▶ _Activity_
From the entries, return every line where the string "patil" shows up.

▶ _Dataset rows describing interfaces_
BEGIN
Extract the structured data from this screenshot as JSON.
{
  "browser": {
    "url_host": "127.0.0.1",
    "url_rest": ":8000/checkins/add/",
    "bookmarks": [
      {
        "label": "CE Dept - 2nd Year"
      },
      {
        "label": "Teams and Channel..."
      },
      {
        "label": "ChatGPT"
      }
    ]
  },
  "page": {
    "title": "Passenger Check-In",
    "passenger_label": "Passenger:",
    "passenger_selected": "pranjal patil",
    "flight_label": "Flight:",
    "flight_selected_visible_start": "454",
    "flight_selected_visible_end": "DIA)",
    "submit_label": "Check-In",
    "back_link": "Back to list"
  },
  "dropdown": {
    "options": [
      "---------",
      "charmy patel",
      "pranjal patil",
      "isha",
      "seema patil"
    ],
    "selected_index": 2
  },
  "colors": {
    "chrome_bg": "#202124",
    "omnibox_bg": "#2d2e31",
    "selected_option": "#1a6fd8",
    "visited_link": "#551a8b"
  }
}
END
▶ _Response area_
    "passenger_selected": "pranjal patil",
      "pranjal patil",
      "seema patil"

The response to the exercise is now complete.